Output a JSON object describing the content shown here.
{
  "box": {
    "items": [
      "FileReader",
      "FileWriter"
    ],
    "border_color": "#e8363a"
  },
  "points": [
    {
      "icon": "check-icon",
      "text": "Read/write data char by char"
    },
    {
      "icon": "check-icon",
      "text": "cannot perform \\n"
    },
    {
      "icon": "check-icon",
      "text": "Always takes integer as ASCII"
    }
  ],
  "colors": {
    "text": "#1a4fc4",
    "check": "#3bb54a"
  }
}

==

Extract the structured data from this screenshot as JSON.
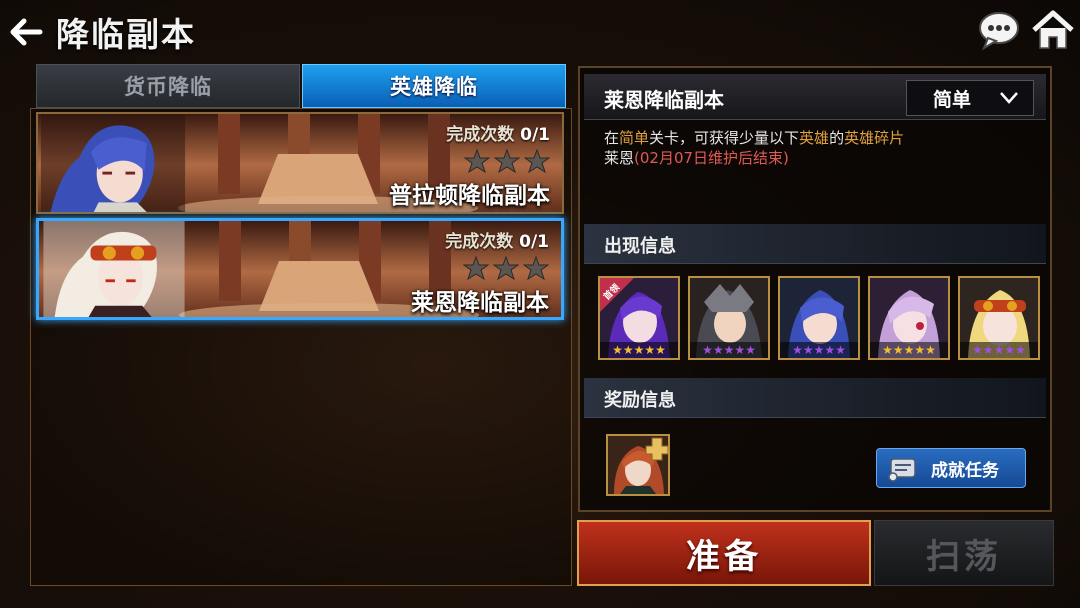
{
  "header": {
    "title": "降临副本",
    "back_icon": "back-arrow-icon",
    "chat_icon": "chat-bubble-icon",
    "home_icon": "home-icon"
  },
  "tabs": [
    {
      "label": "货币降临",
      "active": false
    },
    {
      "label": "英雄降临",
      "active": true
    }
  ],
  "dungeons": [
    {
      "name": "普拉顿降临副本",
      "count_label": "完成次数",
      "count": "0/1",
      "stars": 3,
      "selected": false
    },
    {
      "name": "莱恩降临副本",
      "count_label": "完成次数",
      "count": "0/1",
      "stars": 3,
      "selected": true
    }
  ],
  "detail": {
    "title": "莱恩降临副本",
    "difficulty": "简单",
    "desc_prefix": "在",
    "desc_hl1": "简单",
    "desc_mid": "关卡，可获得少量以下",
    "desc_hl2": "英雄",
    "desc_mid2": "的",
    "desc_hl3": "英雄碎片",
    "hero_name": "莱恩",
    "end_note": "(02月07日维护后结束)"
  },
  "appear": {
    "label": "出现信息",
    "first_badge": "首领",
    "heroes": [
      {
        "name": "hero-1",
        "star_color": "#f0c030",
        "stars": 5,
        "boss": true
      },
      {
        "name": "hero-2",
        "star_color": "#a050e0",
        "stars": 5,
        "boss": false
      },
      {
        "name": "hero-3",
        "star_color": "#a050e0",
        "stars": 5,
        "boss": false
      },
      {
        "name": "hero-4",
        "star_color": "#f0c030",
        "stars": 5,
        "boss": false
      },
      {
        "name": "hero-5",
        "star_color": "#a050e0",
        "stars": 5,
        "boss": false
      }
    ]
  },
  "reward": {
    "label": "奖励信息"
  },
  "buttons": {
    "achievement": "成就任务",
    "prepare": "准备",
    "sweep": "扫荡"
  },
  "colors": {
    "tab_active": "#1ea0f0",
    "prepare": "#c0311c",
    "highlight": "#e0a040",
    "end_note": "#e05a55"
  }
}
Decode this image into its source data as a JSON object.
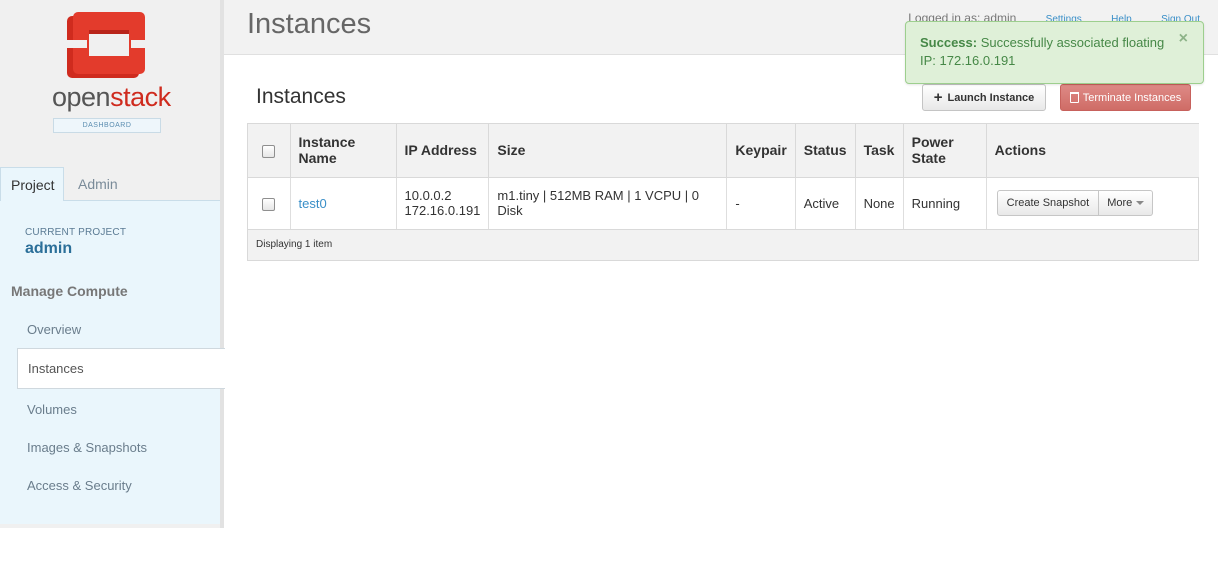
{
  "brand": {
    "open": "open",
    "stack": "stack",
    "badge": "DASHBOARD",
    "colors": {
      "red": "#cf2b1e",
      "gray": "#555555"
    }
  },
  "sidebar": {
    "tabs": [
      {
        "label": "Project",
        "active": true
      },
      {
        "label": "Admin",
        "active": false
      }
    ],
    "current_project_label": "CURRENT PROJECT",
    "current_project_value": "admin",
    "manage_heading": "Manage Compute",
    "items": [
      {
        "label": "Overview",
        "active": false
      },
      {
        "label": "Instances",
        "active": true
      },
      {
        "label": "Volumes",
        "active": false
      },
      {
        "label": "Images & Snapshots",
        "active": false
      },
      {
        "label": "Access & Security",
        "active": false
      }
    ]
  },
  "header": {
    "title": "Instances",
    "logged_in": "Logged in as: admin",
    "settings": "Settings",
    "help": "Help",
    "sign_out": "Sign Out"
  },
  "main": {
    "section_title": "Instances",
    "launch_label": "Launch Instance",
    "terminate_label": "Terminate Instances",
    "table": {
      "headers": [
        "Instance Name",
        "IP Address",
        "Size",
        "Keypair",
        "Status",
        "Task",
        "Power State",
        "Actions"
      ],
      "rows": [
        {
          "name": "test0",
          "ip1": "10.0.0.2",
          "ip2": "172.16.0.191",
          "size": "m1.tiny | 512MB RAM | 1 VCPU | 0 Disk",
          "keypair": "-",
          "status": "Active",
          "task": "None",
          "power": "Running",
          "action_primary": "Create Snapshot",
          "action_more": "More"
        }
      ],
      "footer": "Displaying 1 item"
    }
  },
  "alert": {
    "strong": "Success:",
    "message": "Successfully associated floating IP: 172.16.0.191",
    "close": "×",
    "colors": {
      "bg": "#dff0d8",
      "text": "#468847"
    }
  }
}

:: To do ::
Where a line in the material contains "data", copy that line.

:: Result of this exercise ::
      "text": "Read/write data char by char"
Extract the structured data from this screenshot as JSON.
Decode this image into its source data as a JSON object.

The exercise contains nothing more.